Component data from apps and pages
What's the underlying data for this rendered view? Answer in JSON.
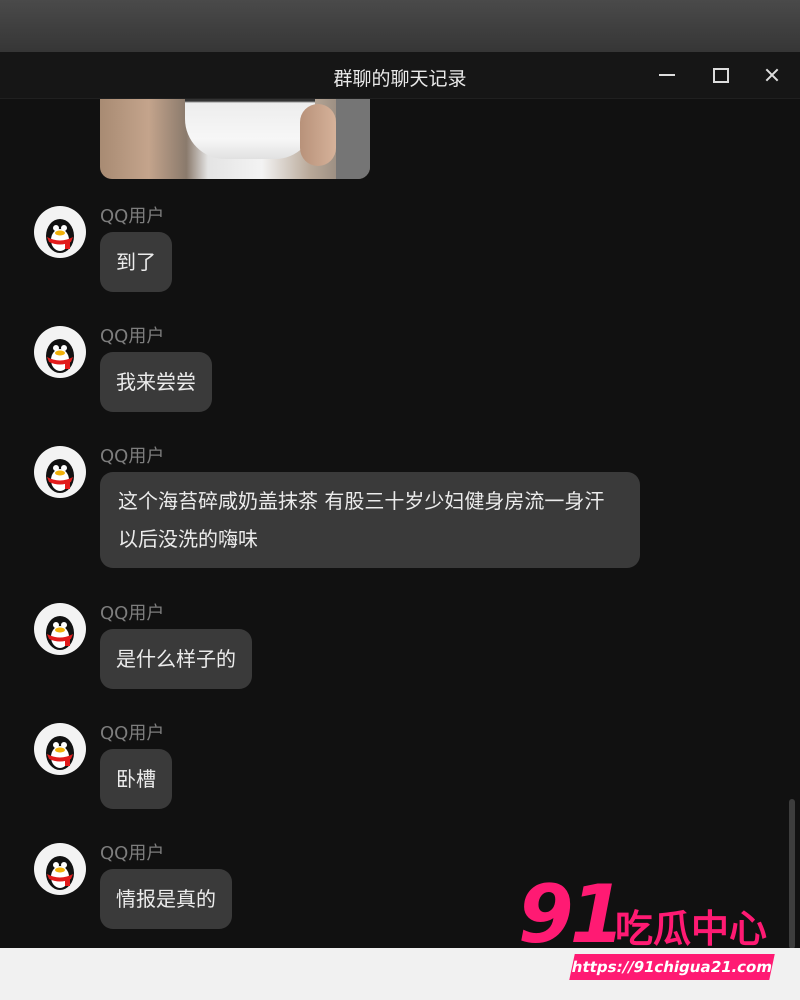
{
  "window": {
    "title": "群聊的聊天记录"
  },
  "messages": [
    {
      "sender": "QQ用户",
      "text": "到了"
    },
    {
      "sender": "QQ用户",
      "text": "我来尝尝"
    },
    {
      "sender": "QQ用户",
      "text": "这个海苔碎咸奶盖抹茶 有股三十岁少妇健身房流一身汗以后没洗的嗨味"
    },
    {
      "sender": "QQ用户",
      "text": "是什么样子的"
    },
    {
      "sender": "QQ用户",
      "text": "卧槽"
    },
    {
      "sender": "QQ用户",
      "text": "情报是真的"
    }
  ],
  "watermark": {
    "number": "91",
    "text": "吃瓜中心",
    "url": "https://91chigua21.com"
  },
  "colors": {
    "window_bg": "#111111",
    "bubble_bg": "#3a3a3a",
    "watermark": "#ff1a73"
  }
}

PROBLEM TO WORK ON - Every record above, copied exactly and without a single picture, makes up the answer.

RESULT OF THIS TASK -
What's the underlying data for this rendered view? Answer in JSON.
{
  "window": {
    "title": "群聊的聊天记录"
  },
  "messages": [
    {
      "sender": "QQ用户",
      "text": "到了"
    },
    {
      "sender": "QQ用户",
      "text": "我来尝尝"
    },
    {
      "sender": "QQ用户",
      "text": "这个海苔碎咸奶盖抹茶 有股三十岁少妇健身房流一身汗以后没洗的嗨味"
    },
    {
      "sender": "QQ用户",
      "text": "是什么样子的"
    },
    {
      "sender": "QQ用户",
      "text": "卧槽"
    },
    {
      "sender": "QQ用户",
      "text": "情报是真的"
    }
  ],
  "watermark": {
    "number": "91",
    "text": "吃瓜中心",
    "url": "https://91chigua21.com"
  },
  "colors": {
    "window_bg": "#111111",
    "bubble_bg": "#3a3a3a",
    "watermark": "#ff1a73"
  }
}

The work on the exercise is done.